Stephanie: I like to think that my book is enjoyable by everyone, but it is, at heart, the story of a young woman’s journey in coming of age. Consequently, I think women are going to identify with it most strongly. My ideal audience are feminist women who respect history and are interested in the deliciously wicked world of the Augustan Age. I also think it helps if my readers aren’t looking for a sweet-as-pie Mary Sue character. Selene is dark and complicated; she’s a little schemer and I love that about her.

Zarabeth: What do you want modern women to take from Selene’s story? Are you making a political statement in any way?

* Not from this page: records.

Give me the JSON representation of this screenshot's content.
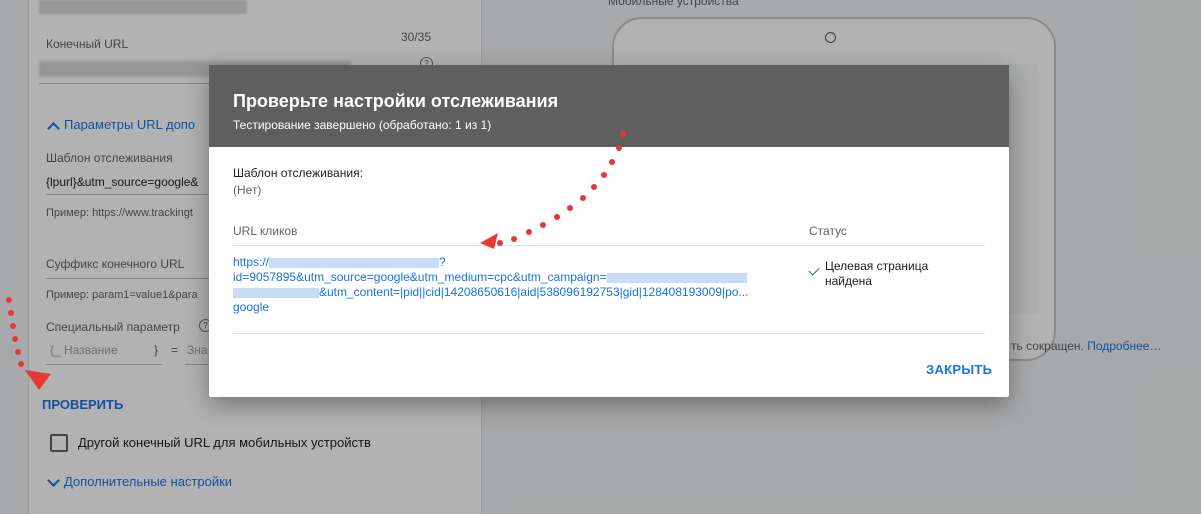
{
  "form": {
    "final_url_label": "Конечный URL",
    "final_url_counter": "30/35",
    "url_params_toggle": "Параметры URL допо",
    "tracking_template_label": "Шаблон отслеживания",
    "tracking_template_value": "{lpurl}&utm_source=google&",
    "tracking_example": "Пример: https://www.trackingt",
    "final_url_suffix_label": "Суффикс конечного URL",
    "suffix_example": "Пример: param1=value1&para",
    "custom_param_label": "Специальный параметр",
    "custom_param_name_placeholder": "{_ Название",
    "custom_param_close": "}",
    "custom_param_equals": "=",
    "custom_param_value_placeholder": "Зна",
    "check_button": "ПРОВЕРИТЬ",
    "mobile_url_checkbox": "Другой конечный URL для мобильных устройств",
    "additional_settings": "Дополнительные настройки"
  },
  "preview": {
    "mobile_label": "Мобильные устройства",
    "truncated_note": "ть сокращен.",
    "more_link": "Подробнее…"
  },
  "dialog": {
    "title": "Проверьте настройки отслеживания",
    "subtitle": "Тестирование завершено (обработано: 1 из 1)",
    "template_label": "Шаблон отслеживания:",
    "template_value": "(Нет)",
    "col_url": "URL кликов",
    "col_status": "Статус",
    "url_line1": "https://",
    "url_line1_end": "?",
    "url_line2": "id=9057895&utm_source=google&utm_medium=cpc&utm_campaign=",
    "url_line3": "&utm_content=|pid||cid|14208650616|aid|538096192753|gid|128408193009|po...",
    "url_line4": "google",
    "status_text": "Целевая страница найдена",
    "close_button": "ЗАКРЫТЬ"
  },
  "colors": {
    "accent": "#1a73e8",
    "success": "#188038",
    "header_bg": "#5f5f5f",
    "annotation": "#e53935"
  }
}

Stephanie: I suppose I am–though that political statement comes naturally from the circumstances of Selene’s life. Selene’s story is a lesson to us that the trajectory of women’s equality hasn’t always been a forward march. In some ways the ancients were more advanced than we are today; there have been setbacks before and there may be more in the future, so I’d like modern women to be vigilant. This is especially the case when the three most powerful religions in the world are male-centric monotheistic religions that don’t always speak to female spirituality.

Zarabeth: Is there anything else you’d like to talk about? What’s next for you?

Stephanie: I’m very excited that Song of the Nile will be out late in 2011. That book takes an intimate look at Selene’s life as a young queen as she struggles to balance her loyalties to Augustus with her loyalty to her dead family and to Egypt.

== BIO==

Stephanie Dray is the author of a forthcoming trilogy of historical fiction novels set in the Augustan Age, starting with Lily of the Nile: A Novel of Cleopatra’s Daughter. Before she wrote novels, Stephanie was a lawyer, a game designer, and a teacher. Now she uses the transformative power of magic realism to illuminate the stories of women in history and inspire the young women of today. She remains fascinated by all things Roman or Egyptian and has–to the consternation of her devoted husband–collected a house full of cats and ancient artifacts.

She is currently sponsoring the Cleopatra Literary Contest for Young Women, the deadline for which is March 1, 2011, but join her newsletter now for updates and a chance to win a free copy of Lily of the Nile and additional prizes.

Buy: Lily of the Nile